Virtual reality (VR) puts fans and audiences at the center of the experience, allowing for more engaging and exciting content. From a brand perspective, VR creates many new opportunities to connect with their audience, play into public interest and pull more attention to their message. Brands ready to get on board with this new trend can do so with celebrity marketing.

VR is a three-dimensional, computer generated environment that allows the user to immerse him or herself into a visual world and interact within the environment. With new innovations such as the Oculus Rift, Google Cardboard headsets and YouTube 360 degree video, virtual reality allows for immersive, digital storytelling that was not possible only a few years ago. There are many different possibilities for virtual reality, and brands have only just begun to take advantage of it.

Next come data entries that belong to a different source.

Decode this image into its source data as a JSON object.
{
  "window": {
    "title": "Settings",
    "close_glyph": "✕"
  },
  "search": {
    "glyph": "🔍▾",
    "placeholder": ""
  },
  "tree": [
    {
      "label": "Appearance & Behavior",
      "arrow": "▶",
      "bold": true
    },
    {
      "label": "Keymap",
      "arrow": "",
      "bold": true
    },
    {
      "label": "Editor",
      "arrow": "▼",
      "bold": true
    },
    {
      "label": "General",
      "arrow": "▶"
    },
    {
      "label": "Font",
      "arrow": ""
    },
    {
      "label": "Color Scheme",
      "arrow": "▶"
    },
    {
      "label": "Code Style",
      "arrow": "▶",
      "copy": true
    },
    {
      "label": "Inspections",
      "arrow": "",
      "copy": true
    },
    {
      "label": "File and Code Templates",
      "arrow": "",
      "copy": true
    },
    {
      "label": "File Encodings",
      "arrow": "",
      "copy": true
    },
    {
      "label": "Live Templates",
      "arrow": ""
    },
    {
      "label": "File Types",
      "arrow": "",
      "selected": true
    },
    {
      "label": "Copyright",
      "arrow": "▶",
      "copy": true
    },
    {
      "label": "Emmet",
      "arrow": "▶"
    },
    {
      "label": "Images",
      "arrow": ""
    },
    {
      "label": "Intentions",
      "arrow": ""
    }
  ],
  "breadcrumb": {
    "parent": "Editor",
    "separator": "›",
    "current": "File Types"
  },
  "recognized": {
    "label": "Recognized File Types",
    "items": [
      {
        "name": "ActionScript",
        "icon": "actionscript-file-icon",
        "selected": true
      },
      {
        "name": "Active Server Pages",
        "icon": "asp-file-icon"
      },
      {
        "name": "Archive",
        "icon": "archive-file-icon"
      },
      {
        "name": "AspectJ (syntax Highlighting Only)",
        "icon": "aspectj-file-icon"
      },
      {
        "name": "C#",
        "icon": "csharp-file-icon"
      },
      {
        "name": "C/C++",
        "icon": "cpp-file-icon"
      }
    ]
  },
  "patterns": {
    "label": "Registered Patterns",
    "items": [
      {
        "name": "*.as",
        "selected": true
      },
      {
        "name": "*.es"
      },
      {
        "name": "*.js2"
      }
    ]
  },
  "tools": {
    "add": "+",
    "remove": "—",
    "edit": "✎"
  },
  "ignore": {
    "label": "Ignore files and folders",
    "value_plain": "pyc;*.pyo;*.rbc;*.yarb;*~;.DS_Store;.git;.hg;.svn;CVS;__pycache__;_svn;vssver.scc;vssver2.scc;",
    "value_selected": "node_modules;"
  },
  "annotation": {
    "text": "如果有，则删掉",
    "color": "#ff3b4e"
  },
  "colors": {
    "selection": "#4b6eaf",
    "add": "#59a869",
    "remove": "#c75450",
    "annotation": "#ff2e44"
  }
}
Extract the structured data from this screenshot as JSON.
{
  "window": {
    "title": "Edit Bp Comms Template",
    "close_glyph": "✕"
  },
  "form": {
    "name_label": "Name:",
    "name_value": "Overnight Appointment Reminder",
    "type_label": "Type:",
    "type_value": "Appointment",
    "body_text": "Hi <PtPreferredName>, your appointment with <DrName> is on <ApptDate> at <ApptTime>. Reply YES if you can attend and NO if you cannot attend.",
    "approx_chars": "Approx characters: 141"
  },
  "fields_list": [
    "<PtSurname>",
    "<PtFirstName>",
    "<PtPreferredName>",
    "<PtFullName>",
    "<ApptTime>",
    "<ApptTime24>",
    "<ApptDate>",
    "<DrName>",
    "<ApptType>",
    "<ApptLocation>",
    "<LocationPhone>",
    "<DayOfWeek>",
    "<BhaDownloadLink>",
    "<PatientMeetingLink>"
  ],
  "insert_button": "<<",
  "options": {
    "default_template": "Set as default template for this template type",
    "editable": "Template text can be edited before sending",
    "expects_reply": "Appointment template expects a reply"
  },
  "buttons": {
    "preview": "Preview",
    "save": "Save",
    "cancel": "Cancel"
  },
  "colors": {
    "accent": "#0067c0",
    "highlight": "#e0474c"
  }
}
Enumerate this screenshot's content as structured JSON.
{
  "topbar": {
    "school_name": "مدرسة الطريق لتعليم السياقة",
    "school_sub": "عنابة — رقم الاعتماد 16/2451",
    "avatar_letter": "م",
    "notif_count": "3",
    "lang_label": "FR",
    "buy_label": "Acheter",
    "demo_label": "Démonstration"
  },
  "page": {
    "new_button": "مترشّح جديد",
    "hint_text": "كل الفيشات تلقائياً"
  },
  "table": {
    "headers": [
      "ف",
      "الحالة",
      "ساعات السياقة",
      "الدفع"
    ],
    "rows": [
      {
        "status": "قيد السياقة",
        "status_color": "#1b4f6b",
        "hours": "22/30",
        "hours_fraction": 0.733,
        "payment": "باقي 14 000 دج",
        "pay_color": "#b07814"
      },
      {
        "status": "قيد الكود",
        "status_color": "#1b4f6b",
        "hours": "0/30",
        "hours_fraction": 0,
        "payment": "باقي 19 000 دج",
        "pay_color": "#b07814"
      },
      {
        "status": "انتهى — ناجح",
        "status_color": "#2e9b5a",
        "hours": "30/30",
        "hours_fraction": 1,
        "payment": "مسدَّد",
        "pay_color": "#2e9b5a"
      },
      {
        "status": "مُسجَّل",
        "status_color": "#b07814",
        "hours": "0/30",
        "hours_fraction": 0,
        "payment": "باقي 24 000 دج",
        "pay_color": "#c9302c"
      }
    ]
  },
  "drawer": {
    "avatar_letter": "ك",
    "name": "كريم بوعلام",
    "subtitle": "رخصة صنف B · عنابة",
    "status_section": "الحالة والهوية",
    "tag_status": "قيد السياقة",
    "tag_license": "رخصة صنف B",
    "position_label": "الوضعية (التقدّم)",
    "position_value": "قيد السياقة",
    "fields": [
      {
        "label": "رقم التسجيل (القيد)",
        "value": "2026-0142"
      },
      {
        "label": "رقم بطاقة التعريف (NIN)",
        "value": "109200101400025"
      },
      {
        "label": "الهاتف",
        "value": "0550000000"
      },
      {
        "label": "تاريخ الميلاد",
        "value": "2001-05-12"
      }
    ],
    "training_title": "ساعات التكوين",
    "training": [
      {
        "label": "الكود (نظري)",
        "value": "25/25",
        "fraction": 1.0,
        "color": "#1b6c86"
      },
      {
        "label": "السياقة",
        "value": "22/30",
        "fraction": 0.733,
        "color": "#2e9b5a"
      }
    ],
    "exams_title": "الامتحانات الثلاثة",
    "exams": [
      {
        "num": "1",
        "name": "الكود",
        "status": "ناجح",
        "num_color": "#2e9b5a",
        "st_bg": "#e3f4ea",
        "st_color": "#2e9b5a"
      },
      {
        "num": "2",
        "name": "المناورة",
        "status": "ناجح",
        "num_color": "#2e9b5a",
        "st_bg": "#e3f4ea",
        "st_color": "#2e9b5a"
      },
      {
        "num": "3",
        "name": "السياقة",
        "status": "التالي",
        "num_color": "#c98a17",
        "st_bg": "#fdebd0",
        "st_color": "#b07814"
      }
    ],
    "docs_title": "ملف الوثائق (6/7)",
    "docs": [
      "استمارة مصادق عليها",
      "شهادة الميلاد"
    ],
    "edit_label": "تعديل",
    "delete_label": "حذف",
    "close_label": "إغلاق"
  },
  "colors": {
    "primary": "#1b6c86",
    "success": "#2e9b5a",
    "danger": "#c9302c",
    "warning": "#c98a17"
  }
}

Augmented and virtual reality is a big trend, gaining a significant amount of media and public attention. Anything having to do with VR seems to get favorable attention, including apps and YouTube videos. YouTube celebrities such as Casey Neistat and Louis Cole have taken advantage of the trend with 360 degree videos at events like the Oscars and places like Sierra Leone, Africa. Even YouTube itself has started live streaming events in 360. Apps such as Pokémon Go have taken the world by storm, earning up to $1.6 million daily. People who have been quick to jump on the trend have seen many favorable results.

A few brands have jumped on the trend as well, looking to the immersive experience as a way to attract attention and create meaningful experiences. The New York Times took advantage of virtual reality by sending over one million Google cardboard headsets to subscribers, and is now working with advertisers to create content to work alongside The Times’ VR videos. Etihad Airways has worked with Nicole Kidman to create a virtual reality experience for anyone on board Etihad’s A380. Both of these brands are creating unique experiences for their customers, and connecting with them in a way that is innovative and unique.

Entertainment and marketing are two natural fits for virtual reality, which makes celebrity marketing perfect for this new trend. A celebrity has the ability to deliver a message uniquely, creating attention and recognition that cuts through the clutter consumers deal with on a daily basis. We will likely start to see brands giving audiences a front-row seat to a Beyoncé concert or the Super Bowl through virtual reality, but the opportunities don’t have to end there. There are many possibilities with virtual reality, and it is a must-have for brands looking to tap into something new and innovative.

photo credit: Photopin.com